“The market signals are really not any different than what they were before,” said Graf. “That tells us we’re on track.”
While Canadian plant breeding programs may not be able to develop varieties for every need, there is certainly opportunity for plant breeders to get feedback on the needs of world customers and search among their existing genetic lines for potential lines that meet those needs.
One example is Warburtons bakery in the U.K. which sources identity preserved varieties of CWRS wheat from Canadian farmers. As Graf explained, the company tests various lines during their development in Canada and chooses the ones that work best for its specific baking methodology.
In some crops, Prairie farmers are used to picking varieties based on requirements from end users. In the malt industry, for example, a list of recommended varieties guides producers’ choices.
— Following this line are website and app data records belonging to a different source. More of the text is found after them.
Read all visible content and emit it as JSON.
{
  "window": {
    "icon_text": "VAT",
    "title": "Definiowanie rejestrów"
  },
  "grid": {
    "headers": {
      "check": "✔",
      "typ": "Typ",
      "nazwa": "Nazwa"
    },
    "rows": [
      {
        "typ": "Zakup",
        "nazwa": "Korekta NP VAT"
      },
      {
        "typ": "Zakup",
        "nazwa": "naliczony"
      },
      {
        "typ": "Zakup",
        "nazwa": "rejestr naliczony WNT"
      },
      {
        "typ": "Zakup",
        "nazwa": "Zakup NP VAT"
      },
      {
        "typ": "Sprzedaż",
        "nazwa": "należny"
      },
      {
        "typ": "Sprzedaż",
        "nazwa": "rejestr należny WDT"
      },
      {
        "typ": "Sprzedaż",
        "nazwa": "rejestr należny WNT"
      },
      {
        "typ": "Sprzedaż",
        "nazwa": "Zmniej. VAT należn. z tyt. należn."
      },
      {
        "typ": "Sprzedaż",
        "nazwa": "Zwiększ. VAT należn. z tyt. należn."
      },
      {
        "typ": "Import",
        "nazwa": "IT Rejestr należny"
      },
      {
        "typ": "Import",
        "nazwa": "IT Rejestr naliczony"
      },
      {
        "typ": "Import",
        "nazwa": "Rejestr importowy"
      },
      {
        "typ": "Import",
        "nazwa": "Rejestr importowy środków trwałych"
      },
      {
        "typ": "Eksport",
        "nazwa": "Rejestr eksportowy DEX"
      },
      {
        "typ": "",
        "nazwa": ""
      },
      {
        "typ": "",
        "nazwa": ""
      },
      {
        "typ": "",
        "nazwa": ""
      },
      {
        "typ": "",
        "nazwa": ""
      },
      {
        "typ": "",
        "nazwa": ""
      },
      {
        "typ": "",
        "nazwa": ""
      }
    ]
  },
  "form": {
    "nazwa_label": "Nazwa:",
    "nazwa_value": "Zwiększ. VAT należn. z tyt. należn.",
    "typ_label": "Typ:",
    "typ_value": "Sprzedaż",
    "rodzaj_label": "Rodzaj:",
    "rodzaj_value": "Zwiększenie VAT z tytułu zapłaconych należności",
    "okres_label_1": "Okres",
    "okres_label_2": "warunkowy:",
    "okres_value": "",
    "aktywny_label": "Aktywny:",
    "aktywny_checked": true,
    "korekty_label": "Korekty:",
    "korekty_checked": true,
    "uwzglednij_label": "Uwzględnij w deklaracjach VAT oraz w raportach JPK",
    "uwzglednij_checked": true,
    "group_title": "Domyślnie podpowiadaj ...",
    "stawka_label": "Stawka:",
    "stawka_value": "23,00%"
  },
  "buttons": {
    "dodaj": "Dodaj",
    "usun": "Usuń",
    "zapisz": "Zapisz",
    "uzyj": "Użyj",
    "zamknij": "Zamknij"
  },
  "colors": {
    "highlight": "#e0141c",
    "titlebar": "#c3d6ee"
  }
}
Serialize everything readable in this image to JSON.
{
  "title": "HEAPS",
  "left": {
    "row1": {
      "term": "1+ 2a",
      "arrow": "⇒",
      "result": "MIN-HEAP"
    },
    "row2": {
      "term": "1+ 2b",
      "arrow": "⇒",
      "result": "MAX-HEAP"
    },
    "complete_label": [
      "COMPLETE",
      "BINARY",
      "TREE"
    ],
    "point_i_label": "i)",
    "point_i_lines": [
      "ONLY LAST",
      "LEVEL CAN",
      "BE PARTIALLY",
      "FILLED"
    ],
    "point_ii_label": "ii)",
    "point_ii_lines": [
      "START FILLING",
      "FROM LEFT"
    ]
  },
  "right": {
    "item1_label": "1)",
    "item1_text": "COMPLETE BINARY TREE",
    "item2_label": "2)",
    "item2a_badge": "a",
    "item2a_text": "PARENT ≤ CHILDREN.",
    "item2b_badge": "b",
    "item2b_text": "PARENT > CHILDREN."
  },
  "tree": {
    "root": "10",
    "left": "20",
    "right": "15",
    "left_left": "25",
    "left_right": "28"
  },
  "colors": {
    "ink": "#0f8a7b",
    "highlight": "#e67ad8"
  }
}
I asked Graf if he thought someday farmers would choose which wheat varieties to grow based on a list of recommended varieties for various export markets.
“The current class system and variety designations already acts as a recommending list,” said Graf. He pointed out that the Canadian Grain Commission’s variety designation lists for each class reflect the market signals that are received during the development and registration process; varieties that don’t meet the quality parameters of a given wheat class don’t make it through variety registration.
“People have to remember that not every line entered into the registration system is going to be recommended for registration. You might have a line that’s great from an agronomic standpoint but doesn’t have the appropriate end-use quality, so it’s cut. Canada relies on export markets and so our reputation as a supplier of consistent quality is vital.”
Gary Stanford, one of Porozni’s fellow AWC directors and the president of Grain Growers of Canada, returned from Asia late in 2013 touting the high quality of Canadian milling wheat as our main selling advantage.
“The one thing I heard in all eight countries I went to was that Canada has to keep its quality up,” said Stanford. “I know that a lot of the farmers here who say we don’t get paid for quality but we really do.”
Stanford said he talked to a miller in Jakata, Indonesia, who said he can get lower quality wheat delivered to his mill for $250 per metric tonne from India, which he blends with higher quality Canadian wheat that costs $350 per metric tonne.
“Part of that is freight,” Stanford said, “but you can see the difference in the price. If our grain was the same quality as India’s grain they would have no reason to buy Canadian grain.” He believes a strong registration system will maintain the highest quality export wheat.
There are many questions being asked about the Canadian wheat variety development system (not least of which is how to pay for the darn thing). Should we have such a strict variety registration process? Should we loosen the quality parameters associated with the various wheat classes? Should we focus on less premium classes than gold standard CWRS? I certainly don’t have all the answers.
I do think there is room in our system to look beyond what varieties yield the best or what are the easiest to grow and find some niche marketing opportunities. That being said, the fairly narrow quality tolerances in our main exporting classes of wheat protect both the farmer — by ensuring that there is a reliable demand from global buyers — and our customers — by ensuring that every load of CWRS, CPS or CWAD will function much like the one before it. But there may be room for a more “enlightened approach,” as Dr. Graf puts it, for commercializing a variety that perhaps doesn’t fit into any of the current classes, but still has market demand. He cautions, however, that starting breeding programs to address those needs must be done with a great deal of forethought.
This is a multi-faceted discussion that involves all levels of the value chain, from farmers to exporters to plant breeders. It’s worth paying attention to these higher-level policy discussions as they may directly impact your variety selection choices in the years and decades to come.